The next step is a marketing plan. Often, your agent can recommend repairs or cosmetic work that will significantly enhance the salability of the property. Marketing includes the exposure of your property to other real estate agents and the public. In many markets across the country, over 50% of real estate sales are cooperative sales; that is, a real estate agent other than yours brings in the buyer. Your agent acts as the marketing coordinator, disbursing information about your property to other real estate agents through a Multiple Listing Service or other cooperative marketing networks, open houses for agents, etc. The REALTOR® Code of Ethics requires REALTORS® to utilize these cooperative relationships when they benefit their clients. Advertising is part of marketing. The choice of media and frequency of advertising depends a lot on the property and specific market. For example, in some areas, newspaper advertising generates phone calls to the real estate office but statistically has minimum effectiveness in selling a specific property. Over exposure of a property in any media may give a buyer the impression the property is distressed or the seller is desperate. Your real estate agent will know when, where and how to advertise your property. There is a misconception that advertising sells real estate. The NATIONAL ASSOCIATION OF REALTORS® studies show that 82% of real estate sales are the result of agent contacts through previous clients, referrals, friends and family, and personal contacts.

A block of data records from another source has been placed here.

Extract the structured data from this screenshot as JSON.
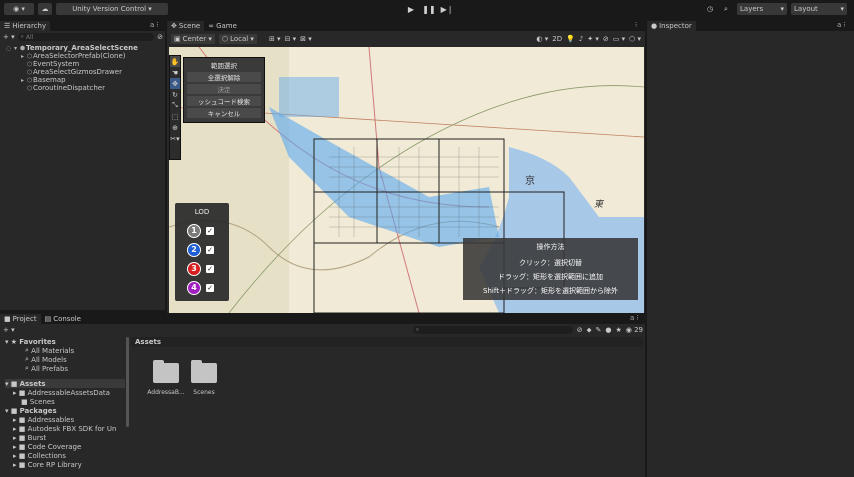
{
  "toolbar": {
    "account_icon": "person-circle-icon",
    "cloud_icon": "cloud-icon",
    "vcs_label": "Unity Version Control ▾",
    "play_icon": "play-icon",
    "pause_icon": "pause-icon",
    "step_icon": "step-icon",
    "history_icon": "history-icon",
    "search_icon": "search-icon",
    "layers_label": "Layers",
    "layout_label": "Layout"
  },
  "hierarchy": {
    "tab": "Hierarchy",
    "search_placeholder": "All",
    "items": [
      {
        "label": "Temporary_AreaSelectScene",
        "indent": 0,
        "bold": true
      },
      {
        "label": "AreaSelectorPrefab(Clone)",
        "indent": 1
      },
      {
        "label": "EventSystem",
        "indent": 1
      },
      {
        "label": "AreaSelectGizmosDrawer",
        "indent": 1
      },
      {
        "label": "Basemap",
        "indent": 1
      },
      {
        "label": "CoroutineDispatcher",
        "indent": 1
      }
    ]
  },
  "scene": {
    "tab_scene": "Scene",
    "tab_game": "Game",
    "pivot": "Center ▾",
    "space": "Local ▾",
    "mode_2d": "2D"
  },
  "area_menu": {
    "items": [
      "範囲選択",
      "全選択解除",
      "決定",
      "ッシュコード検索",
      "キャンセル"
    ]
  },
  "lod": {
    "title": "LOD",
    "levels": [
      {
        "n": "1",
        "color": "#7a7a7a",
        "checked": "✓"
      },
      {
        "n": "2",
        "color": "#1e5fd6",
        "checked": "✓"
      },
      {
        "n": "3",
        "color": "#d71f1f",
        "checked": "✓"
      },
      {
        "n": "4",
        "color": "#a01ec2",
        "checked": "✓"
      }
    ]
  },
  "map": {
    "label_kyo": "京",
    "label_higashi": "東"
  },
  "help": {
    "title": "操作方法",
    "lines": [
      "クリック：選択切替",
      "ドラッグ：矩形を選択範囲に追加",
      "Shift＋ドラッグ：矩形を選択範囲から除外"
    ]
  },
  "inspector": {
    "tab": "Inspector"
  },
  "project": {
    "tab_project": "Project",
    "tab_console": "Console",
    "assets_header": "Assets",
    "count": "29",
    "favorites": "Favorites",
    "fav_items": [
      "All Materials",
      "All Models",
      "All Prefabs"
    ],
    "assets": "Assets",
    "asset_items": [
      "AddressableAssetsData",
      "Scenes"
    ],
    "packages": "Packages",
    "package_items": [
      "Addressables",
      "Autodesk FBX SDK for Un",
      "Burst",
      "Code Coverage",
      "Collections",
      "Core RP Library"
    ],
    "grid": [
      "AddressaB...",
      "Scenes"
    ]
  }
}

When the property is marketed with the agent help, you do not have to allow strangers into your home. Agents will generally pre-screen and accompany qualified prospects through your property.
The negotiation process deals with much the same issues for both buyers and sellers, as noted above under the buying process. Your agent can help you objectively evaluate every buyer’s proposal without compromising your marketing position. This initial agreement is only the beginning of a process of appraisals, inspections, and financing — a lot of possible pitfalls. Your agent can help you write a legally binding, win-win agreement that will be more likely to make it through the process.
Between the initial sales agreement and closing (or settlement), questions may arise. For example, unexpected repairs are required to obtain financing or a cloud in the title is discovered. The required paperwork alone is overwhelming for most sellers. Your agent is the best person to objectively help you resolve these issues and move the transaction to closing (or settlement).
Real estate agents or brokers are generally paid through the sales commission paid by the seller when a transaction closes. Agents have expenses and financial obligations just like you, so it will be to your mutual benefit if you choose a real estate agent and stick with that person. The agent will respect your loyalty and respond with a sincere commitment to you.
Why a Realtor
All real estate licensees are not the same. Only real estate licensees who are members of the NATIONAL ASSOCIATION OF REALTORS® are properly called REALTORS®. They proudly display the REALTOR® logo on the business card or other marketing and sales literature. REALTORS® are committed to treat all parties to a transaction honestly. REALTORS® subscribe to a strict code of ethics and are expected to maintain a higher level of knowledge of the process of buying and selling real estate. An independent survey reports that 84% of home buyers would use the same REALTOR® again.
Using a Realtor®
You Be the Judge
Real Estate transactions involve one of the biggest financial investments most people experience in their lifetime. Transactions today usually exceed $100,000. If you had a $100,000 income tax problem, would you attempt to deal with it without the help of a CPA? If you had a $100,000 legal question, would you deal with it without the help of an attorney? Considering the small upside cost and the large downside risk, it would be foolish to consider a deal in real estate without the professional assistance of a REALTOR®!